Element data from apps and pages
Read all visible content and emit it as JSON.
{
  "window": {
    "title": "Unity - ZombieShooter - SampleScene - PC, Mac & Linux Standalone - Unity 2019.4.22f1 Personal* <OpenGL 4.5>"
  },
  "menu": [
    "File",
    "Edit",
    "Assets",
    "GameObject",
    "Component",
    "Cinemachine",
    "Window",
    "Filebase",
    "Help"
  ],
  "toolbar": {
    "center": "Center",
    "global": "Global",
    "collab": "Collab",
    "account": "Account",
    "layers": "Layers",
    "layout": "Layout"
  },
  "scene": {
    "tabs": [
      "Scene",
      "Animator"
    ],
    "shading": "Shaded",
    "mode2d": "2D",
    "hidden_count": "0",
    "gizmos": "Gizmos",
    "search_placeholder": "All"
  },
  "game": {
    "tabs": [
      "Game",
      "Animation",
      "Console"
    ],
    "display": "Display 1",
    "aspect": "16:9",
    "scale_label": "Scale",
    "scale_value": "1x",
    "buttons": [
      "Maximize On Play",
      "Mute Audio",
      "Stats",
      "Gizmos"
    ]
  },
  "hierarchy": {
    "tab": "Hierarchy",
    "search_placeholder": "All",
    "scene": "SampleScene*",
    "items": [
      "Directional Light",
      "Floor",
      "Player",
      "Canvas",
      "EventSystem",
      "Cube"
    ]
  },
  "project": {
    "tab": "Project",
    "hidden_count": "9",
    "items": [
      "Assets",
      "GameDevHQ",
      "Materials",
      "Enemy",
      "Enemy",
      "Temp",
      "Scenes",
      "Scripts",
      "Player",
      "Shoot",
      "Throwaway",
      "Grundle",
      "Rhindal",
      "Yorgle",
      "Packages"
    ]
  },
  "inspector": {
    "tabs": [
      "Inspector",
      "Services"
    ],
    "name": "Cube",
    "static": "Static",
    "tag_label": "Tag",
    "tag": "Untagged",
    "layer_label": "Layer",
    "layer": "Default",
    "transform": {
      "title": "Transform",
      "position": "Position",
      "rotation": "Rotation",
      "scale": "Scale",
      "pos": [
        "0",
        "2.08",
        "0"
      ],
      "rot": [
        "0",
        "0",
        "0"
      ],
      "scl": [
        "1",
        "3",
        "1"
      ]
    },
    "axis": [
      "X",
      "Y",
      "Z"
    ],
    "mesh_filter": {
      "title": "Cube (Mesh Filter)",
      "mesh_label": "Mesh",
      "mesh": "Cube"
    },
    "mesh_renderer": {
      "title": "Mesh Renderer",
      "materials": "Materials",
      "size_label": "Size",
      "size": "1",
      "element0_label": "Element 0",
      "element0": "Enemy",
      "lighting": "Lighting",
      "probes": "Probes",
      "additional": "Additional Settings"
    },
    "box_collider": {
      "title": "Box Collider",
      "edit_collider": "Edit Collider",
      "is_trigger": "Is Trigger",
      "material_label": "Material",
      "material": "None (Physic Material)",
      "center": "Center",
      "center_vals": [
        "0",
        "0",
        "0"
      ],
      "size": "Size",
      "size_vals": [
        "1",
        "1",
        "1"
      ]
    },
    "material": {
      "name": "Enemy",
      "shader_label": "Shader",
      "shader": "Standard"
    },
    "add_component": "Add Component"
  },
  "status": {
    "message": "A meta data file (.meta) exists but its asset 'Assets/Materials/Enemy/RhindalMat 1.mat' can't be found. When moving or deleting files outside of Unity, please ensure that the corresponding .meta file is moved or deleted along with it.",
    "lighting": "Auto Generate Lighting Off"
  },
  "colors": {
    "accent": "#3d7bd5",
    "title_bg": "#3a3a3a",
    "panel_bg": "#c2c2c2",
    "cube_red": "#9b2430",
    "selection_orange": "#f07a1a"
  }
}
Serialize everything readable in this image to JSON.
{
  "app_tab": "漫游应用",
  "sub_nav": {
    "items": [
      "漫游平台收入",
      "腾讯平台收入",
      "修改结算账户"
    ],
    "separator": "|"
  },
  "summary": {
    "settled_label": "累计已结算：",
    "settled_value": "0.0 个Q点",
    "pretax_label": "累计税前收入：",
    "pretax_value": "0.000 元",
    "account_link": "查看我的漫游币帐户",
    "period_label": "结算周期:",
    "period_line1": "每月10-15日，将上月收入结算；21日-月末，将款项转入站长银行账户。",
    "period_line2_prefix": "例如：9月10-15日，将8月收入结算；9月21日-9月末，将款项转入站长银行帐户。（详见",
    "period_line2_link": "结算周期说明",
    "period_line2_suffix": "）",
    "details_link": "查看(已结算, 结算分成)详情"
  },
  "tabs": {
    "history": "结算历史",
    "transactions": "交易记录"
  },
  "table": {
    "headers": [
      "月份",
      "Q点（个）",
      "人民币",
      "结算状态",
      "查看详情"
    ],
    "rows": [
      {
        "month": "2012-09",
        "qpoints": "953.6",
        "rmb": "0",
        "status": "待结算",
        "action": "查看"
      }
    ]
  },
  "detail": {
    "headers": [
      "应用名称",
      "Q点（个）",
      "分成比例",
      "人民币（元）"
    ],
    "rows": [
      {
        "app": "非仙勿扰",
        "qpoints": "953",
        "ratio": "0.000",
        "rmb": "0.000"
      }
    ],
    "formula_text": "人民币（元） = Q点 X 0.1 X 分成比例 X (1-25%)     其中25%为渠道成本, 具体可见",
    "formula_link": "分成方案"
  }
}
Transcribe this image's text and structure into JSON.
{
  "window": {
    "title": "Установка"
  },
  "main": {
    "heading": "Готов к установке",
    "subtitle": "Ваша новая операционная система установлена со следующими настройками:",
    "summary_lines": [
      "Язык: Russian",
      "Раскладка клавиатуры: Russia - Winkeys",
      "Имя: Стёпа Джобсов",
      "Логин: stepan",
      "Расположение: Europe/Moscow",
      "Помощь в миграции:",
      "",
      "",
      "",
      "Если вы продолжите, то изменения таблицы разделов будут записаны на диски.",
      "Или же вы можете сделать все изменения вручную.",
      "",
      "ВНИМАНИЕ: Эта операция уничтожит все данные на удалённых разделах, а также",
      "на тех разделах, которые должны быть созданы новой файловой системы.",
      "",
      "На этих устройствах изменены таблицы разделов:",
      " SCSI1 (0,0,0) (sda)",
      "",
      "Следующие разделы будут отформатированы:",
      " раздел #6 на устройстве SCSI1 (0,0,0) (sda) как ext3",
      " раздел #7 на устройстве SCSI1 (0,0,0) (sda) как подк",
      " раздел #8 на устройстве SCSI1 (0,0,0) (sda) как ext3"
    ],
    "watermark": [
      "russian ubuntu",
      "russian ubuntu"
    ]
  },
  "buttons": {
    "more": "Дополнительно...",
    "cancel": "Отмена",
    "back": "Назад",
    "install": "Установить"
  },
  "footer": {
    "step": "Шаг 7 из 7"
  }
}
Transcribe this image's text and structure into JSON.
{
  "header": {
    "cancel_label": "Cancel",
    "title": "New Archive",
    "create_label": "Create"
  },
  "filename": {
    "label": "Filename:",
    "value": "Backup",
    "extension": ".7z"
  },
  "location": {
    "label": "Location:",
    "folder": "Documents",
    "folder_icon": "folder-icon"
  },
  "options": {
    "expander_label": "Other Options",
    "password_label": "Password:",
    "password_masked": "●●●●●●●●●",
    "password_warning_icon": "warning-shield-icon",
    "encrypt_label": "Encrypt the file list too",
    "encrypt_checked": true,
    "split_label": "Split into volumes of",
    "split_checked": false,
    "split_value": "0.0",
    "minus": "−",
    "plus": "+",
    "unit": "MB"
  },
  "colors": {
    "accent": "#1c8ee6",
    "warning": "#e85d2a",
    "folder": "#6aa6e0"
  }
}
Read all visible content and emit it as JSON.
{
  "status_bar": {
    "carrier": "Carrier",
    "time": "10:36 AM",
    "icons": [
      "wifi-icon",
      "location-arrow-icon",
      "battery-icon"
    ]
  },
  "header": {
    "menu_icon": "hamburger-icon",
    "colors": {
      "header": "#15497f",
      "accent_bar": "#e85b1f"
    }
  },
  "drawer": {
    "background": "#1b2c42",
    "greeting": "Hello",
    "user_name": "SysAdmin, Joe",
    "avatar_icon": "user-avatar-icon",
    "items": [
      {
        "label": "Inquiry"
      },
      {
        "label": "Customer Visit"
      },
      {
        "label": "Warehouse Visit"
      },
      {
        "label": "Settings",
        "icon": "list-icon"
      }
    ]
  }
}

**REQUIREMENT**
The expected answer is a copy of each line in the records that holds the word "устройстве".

**SOLVED EXERCISE**
      " раздел #6 на устройстве SCSI1 (0,0,0) (sda) как ext3",
      " раздел #7 на устройстве SCSI1 (0,0,0) (sda) как подк",
      " раздел #8 на устройстве SCSI1 (0,0,0) (sda) как ext3"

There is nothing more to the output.